Task objective -
In full and without changes, output the data.

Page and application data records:
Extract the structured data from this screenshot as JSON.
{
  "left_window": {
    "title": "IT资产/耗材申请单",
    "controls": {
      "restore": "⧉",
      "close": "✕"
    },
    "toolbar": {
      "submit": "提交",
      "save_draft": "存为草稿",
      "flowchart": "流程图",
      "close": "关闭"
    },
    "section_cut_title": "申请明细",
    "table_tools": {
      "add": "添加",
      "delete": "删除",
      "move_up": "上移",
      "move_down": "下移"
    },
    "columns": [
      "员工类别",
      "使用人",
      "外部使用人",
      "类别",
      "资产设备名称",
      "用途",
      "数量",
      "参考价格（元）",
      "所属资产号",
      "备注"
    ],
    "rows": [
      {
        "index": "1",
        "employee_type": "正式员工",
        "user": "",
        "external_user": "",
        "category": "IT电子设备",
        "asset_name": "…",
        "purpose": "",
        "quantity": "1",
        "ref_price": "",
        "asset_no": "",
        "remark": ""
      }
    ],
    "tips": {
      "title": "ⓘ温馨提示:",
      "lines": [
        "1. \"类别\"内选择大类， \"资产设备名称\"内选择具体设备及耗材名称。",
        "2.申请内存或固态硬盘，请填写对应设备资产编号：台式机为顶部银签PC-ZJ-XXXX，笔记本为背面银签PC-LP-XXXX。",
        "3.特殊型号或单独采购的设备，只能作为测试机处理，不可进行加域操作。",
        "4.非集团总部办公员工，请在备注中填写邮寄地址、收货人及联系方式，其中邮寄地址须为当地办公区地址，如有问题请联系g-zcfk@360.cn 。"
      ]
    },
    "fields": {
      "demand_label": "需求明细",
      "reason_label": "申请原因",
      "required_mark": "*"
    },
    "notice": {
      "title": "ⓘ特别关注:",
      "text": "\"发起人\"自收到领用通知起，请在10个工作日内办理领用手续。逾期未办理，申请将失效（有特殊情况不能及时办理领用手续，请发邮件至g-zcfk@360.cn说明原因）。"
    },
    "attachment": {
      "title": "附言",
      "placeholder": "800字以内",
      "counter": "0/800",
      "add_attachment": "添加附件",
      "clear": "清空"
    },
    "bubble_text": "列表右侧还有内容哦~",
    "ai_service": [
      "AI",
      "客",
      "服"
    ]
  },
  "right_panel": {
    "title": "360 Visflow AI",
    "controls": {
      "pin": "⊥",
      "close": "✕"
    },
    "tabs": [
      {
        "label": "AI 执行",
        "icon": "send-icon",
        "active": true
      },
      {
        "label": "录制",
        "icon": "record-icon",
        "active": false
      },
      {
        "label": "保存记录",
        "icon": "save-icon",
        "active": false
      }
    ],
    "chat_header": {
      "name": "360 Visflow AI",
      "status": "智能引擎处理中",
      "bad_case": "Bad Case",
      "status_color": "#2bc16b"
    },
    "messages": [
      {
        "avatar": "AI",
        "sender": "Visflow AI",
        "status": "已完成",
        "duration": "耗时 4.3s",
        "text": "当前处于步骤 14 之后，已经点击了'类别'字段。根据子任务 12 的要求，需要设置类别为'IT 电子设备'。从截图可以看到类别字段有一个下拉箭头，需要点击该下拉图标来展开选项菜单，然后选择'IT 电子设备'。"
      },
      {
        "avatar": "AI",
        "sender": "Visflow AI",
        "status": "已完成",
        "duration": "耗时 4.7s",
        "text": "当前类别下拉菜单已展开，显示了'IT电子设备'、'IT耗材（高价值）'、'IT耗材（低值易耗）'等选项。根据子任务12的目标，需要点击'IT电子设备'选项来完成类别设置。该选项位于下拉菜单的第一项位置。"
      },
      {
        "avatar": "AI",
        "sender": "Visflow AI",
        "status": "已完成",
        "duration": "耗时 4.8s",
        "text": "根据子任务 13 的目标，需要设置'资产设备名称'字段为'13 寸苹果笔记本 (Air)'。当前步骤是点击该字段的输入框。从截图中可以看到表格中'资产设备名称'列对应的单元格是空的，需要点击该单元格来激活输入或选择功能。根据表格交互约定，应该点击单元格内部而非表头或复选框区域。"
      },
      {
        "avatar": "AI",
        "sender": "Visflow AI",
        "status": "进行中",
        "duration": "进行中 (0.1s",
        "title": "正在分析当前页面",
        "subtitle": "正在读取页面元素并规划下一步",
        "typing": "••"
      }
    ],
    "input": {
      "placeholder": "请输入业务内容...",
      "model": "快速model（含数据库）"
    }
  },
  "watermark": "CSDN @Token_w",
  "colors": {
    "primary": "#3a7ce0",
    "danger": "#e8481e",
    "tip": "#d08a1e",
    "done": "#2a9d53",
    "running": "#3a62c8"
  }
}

Your solution -
Extract the structured data from this screenshot as JSON.
{
  "left_window": {
    "title": "IT资产/耗材申请单",
    "controls": {
      "restore": "⧉",
      "close": "✕"
    },
    "toolbar": {
      "submit": "提交",
      "save_draft": "存为草稿",
      "flowchart": "流程图",
      "close": "关闭"
    },
    "section_cut_title": "申请明细",
    "table_tools": {
      "add": "添加",
      "delete": "删除",
      "move_up": "上移",
      "move_down": "下移"
    },
    "columns": [
      "员工类别",
      "使用人",
      "外部使用人",
      "类别",
      "资产设备名称",
      "用途",
      "数量",
      "参考价格（元）",
      "所属资产号",
      "备注"
    ],
    "rows": [
      {
        "index": "1",
        "employee_type": "正式员工",
        "user": "",
        "external_user": "",
        "category": "IT电子设备",
        "asset_name": "…",
        "purpose": "",
        "quantity": "1",
        "ref_price": "",
        "asset_no": "",
        "remark": ""
      }
    ],
    "tips": {
      "title": "ⓘ温馨提示:",
      "lines": [
        "1. \"类别\"内选择大类， \"资产设备名称\"内选择具体设备及耗材名称。",
        "2.申请内存或固态硬盘，请填写对应设备资产编号：台式机为顶部银签PC-ZJ-XXXX，笔记本为背面银签PC-LP-XXXX。",
        "3.特殊型号或单独采购的设备，只能作为测试机处理，不可进行加域操作。",
        "4.非集团总部办公员工，请在备注中填写邮寄地址、收货人及联系方式，其中邮寄地址须为当地办公区地址，如有问题请联系g-zcfk@360.cn 。"
      ]
    },
    "fields": {
      "demand_label": "需求明细",
      "reason_label": "申请原因",
      "required_mark": "*"
    },
    "notice": {
      "title": "ⓘ特别关注:",
      "text": "\"发起人\"自收到领用通知起，请在10个工作日内办理领用手续。逾期未办理，申请将失效（有特殊情况不能及时办理领用手续，请发邮件至g-zcfk@360.cn说明原因）。"
    },
    "attachment": {
      "title": "附言",
      "placeholder": "800字以内",
      "counter": "0/800",
      "add_attachment": "添加附件",
      "clear": "清空"
    },
    "bubble_text": "列表右侧还有内容哦~",
    "ai_service": [
      "AI",
      "客",
      "服"
    ]
  },
  "right_panel": {
    "title": "360 Visflow AI",
    "controls": {
      "pin": "⊥",
      "close": "✕"
    },
    "tabs": [
      {
        "label": "AI 执行",
        "icon": "send-icon",
        "active": true
      },
      {
        "label": "录制",
        "icon": "record-icon",
        "active": false
      },
      {
        "label": "保存记录",
        "icon": "save-icon",
        "active": false
      }
    ],
    "chat_header": {
      "name": "360 Visflow AI",
      "status": "智能引擎处理中",
      "bad_case": "Bad Case",
      "status_color": "#2bc16b"
    },
    "messages": [
      {
        "avatar": "AI",
        "sender": "Visflow AI",
        "status": "已完成",
        "duration": "耗时 4.3s",
        "text": "当前处于步骤 14 之后，已经点击了'类别'字段。根据子任务 12 的要求，需要设置类别为'IT 电子设备'。从截图可以看到类别字段有一个下拉箭头，需要点击该下拉图标来展开选项菜单，然后选择'IT 电子设备'。"
      },
      {
        "avatar": "AI",
        "sender": "Visflow AI",
        "status": "已完成",
        "duration": "耗时 4.7s",
        "text": "当前类别下拉菜单已展开，显示了'IT电子设备'、'IT耗材（高价值）'、'IT耗材（低值易耗）'等选项。根据子任务12的目标，需要点击'IT电子设备'选项来完成类别设置。该选项位于下拉菜单的第一项位置。"
      },
      {
        "avatar": "AI",
        "sender": "Visflow AI",
        "status": "已完成",
        "duration": "耗时 4.8s",
        "text": "根据子任务 13 的目标，需要设置'资产设备名称'字段为'13 寸苹果笔记本 (Air)'。当前步骤是点击该字段的输入框。从截图中可以看到表格中'资产设备名称'列对应的单元格是空的，需要点击该单元格来激活输入或选择功能。根据表格交互约定，应该点击单元格内部而非表头或复选框区域。"
      },
      {
        "avatar": "AI",
        "sender": "Visflow AI",
        "status": "进行中",
        "duration": "进行中 (0.1s",
        "title": "正在分析当前页面",
        "subtitle": "正在读取页面元素并规划下一步",
        "typing": "••"
      }
    ],
    "input": {
      "placeholder": "请输入业务内容...",
      "model": "快速model（含数据库）"
    }
  },
  "watermark": "CSDN @Token_w",
  "colors": {
    "primary": "#3a7ce0",
    "danger": "#e8481e",
    "tip": "#d08a1e",
    "done": "#2a9d53",
    "running": "#3a62c8"
  }
}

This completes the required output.